The proportion of pupils attending school rose to 2.4 per cent in the middle of last week, new figures show.
Weekly attendance figures published by the government show there were 223,000 pupils in England’s schools last Wednesday (May 6), up from 197,000 (2.1 per cent) at the same point the week before.
The data also shows that the proportion of establishments open reached 81 per cent last week, the highest seen since March 27, at the end of the first week of partial closures.
Schools have been closed to all but the most vulnerable pupils and the children of key workers since March 20, and attendance numbers dropped substantially from 3.7 per cent on March 23, the first day of partial closures, to a low of 0.9 per cent during the Easter holidays.
The low attendance figures, particularly among vulnerable pupils with support needs, have prompted concern about whether pupils are getting the right help.
Following the overall rise in attendance, the government now estimates that around 14 per cent of children classed as “vulnerable” attended school last Thursday, up from 12 per cent on April 30.
The proportion of children of key workers has also risen in that period, the government said, from 4 per cent to 5 per cent.
The number of teaching staff attending also rose to a high of 111,000 last Wednesday, the highest level since March 26.
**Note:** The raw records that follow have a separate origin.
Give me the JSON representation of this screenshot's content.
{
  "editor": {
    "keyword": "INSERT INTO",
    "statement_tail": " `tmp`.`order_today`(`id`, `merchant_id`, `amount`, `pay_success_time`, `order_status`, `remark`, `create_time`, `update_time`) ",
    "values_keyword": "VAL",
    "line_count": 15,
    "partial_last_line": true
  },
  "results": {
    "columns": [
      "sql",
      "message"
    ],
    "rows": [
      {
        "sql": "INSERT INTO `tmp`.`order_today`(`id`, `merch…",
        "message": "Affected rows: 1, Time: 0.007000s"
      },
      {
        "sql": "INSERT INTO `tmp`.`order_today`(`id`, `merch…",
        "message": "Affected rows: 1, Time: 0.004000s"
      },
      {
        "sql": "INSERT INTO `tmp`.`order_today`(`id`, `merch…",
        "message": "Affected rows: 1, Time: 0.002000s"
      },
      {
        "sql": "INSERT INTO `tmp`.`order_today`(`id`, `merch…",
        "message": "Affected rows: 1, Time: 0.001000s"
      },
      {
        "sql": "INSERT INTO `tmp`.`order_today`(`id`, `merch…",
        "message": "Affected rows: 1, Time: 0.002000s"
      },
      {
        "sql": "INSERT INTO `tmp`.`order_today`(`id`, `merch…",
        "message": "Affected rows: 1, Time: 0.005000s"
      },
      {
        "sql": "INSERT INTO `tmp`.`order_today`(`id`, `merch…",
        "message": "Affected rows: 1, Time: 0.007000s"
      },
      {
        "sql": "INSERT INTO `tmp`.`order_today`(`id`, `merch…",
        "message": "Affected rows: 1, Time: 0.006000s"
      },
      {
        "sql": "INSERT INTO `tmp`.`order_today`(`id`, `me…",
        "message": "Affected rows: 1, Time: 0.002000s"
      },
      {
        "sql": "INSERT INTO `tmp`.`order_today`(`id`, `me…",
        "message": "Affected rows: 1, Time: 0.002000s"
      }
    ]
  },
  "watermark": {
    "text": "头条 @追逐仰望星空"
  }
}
It comes after the government told schools and local authorities to urge more vulnerable pupils to attend school.
The government’s recovery strategy, published yesterday, acknowledged that low numbers of “vulnerable” children, who are allowed to attend school now, are doing so, and states that local authorities and schools should “urge more children who would benefit from attending in person to do so”.